The Auto Channel
The Largest Independent Automotive Research Resource
Official Website of the New Car Buyer

1963 Road Test of the Chevrolet Stingray Gran Sport Racer
A Lightweight Bomb . . . Even in '63

5 September 1997

We did this test in 1963. As there are probably only two of the four lightweight 1962 Chevrolet Gran Sports Cobra fighters left in existence and still whoooping it up in vintage racing, we thought we'd take our old test out of mothballs and tell you about this unique Zora Arkus Duntov racer.
                        -- Bill Maloney

July, 1963

This has got to come in under the heading of scoops as last weekend we had the opportunity to track test the much talked about but seldom seen lightweight Stingray from the now defunct GM Competition dept. As you expect from an 1870 LB car with all the competition goodies it is a bomb...loud, quick, hairy and responsive.

The car is one of two built by Duntov and his crew and has been in development for quite some time. After about investing $400,000 in the experiment GM, for reasons of their own decided to get out of the racing business. Our test car was owned by Chevrolet dealer Dick Doane of Dundee, Il and was delivered to us at Meadowdale Raceway by engineer Tony Basura.

The car was painstakingly designed and built. Every part was engineered with the goal of keeping the weight down and as such all parts carried a part code number and weight listing. The overall dimensions are identical to the standard Vet but the frame and some other parts are tubular and hand welded. The windshield is glass but the side and rear windows are plastic.
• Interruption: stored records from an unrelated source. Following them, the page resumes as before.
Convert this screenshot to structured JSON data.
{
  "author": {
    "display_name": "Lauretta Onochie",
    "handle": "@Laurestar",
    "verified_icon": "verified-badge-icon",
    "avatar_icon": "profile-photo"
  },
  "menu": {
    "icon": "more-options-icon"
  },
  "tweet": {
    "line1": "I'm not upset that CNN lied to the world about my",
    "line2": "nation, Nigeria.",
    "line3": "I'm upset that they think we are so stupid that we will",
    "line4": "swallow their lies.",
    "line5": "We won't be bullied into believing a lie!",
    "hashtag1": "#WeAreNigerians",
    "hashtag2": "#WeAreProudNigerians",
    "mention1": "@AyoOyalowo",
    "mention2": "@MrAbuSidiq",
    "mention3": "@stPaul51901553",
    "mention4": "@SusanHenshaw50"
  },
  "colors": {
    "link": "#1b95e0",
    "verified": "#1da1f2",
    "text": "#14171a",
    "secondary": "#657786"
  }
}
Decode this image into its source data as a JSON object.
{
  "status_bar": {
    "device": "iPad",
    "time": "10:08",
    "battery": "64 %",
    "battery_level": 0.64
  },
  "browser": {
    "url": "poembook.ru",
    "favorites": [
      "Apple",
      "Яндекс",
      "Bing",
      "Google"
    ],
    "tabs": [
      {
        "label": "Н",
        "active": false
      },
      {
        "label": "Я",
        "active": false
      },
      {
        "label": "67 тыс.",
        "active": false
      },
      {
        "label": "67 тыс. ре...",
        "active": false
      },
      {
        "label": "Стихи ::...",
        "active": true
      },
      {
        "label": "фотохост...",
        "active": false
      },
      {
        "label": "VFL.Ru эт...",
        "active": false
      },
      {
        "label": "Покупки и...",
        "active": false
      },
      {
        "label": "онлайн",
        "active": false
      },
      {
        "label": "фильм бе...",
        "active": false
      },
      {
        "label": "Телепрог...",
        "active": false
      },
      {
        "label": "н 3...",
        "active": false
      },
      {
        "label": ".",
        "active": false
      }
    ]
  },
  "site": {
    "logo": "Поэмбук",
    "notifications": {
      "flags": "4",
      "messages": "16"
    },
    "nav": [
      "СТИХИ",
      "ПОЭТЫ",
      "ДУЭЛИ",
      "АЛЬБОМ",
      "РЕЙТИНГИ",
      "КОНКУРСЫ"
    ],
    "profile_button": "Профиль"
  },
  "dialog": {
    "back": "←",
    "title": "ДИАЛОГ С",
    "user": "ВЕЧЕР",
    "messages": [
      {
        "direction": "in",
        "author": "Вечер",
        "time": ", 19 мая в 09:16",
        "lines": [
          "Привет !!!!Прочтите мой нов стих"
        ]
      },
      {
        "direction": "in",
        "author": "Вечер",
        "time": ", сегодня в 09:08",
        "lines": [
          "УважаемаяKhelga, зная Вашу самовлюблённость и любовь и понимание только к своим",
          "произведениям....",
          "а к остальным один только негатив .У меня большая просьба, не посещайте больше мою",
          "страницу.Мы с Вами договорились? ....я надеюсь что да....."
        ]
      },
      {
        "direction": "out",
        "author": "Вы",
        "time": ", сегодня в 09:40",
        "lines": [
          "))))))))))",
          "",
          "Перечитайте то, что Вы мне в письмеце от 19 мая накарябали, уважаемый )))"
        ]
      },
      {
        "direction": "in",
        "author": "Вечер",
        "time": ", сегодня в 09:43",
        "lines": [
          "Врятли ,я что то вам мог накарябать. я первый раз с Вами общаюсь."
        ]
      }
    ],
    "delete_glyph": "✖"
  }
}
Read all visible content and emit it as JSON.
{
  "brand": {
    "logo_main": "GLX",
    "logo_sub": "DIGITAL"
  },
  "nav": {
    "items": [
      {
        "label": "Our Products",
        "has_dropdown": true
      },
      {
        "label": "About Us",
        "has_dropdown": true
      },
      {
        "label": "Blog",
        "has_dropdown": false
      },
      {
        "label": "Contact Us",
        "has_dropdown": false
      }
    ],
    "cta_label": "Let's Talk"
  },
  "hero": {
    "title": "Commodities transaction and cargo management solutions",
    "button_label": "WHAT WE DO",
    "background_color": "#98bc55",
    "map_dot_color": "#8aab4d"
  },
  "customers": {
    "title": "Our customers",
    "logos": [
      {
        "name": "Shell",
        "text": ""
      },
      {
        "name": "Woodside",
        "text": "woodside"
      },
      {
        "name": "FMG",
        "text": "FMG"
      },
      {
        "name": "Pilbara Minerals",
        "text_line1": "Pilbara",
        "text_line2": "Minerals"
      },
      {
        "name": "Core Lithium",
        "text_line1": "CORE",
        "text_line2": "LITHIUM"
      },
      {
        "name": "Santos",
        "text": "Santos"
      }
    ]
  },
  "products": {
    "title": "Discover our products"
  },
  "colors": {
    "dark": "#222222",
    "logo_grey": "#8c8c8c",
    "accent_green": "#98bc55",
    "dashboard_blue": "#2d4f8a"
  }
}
It was a good day for car testing at Meadowdale...sunny and clear and not too many cars practicing. Basura fired up the hot Chevy motor and the roar was deafening. Two chrome exhaust stacks protruded from each side of the car to carry the gasses back behind the drivers cockpit. Seated in the lightweight we surveyed the interior...all business. Aircraft type instruments, 8000 rpm tach, 200mph speedo, lightweight seats and well placed/spaced pedals for heel and toe activity. I took a slow lap to become acquainted with the monster. Steering, of course, was quick...two turns from lock to lock. The close ratio gearbox was smooth and positive and well positioned. The first sensation however was of a feeling of lightness...if that_s possible to feel. I thought that with all this power and light weight the car was going to be skittish...and I was right. I soon found as I increased my speed that the 4-wheel disk brakes need warming up and when they were warm they were neat. There was no shoulder harness in the car and I was flopping around....Meadowdale is a hairy race track. The car understeers which is a tribute to the way it was suspended. The rear view mirror was worthless.

So in a moment of false confidence I punched going into Meadowdales long downhill pit straight coming off the Monza wall. I was busy believe me, so busy I couldn't keep my eyes on the speedo. At about 6500 rpm I was getting the hang of it and went on to have a grand time as Meadowdale is a torque track and because of its many turns and two uphill sections you're in second and third gear all day.

This Stingray is a barn burner and has got to be driven/raced by a Corvette person.. and that guy is going to win some races with this brute.

It's future: The car was homologated by the FIA because GM seriously intended to build 400 units to sell at $10,000 each but when GM pulled out of racing the FIA approval was withdrawn so this car designed to go up against Cobras and Corvettes in A Production now runs modified against Ferraris and sports racers.

So with this in mind Dick Doane is installing a 450 hp motor, reducing the weight another 200 lbs, signing a hot shoe driver and is going Chapparal hunting. Next stop is Elkhart Lake June 22-23.

Bill Maloney, 1963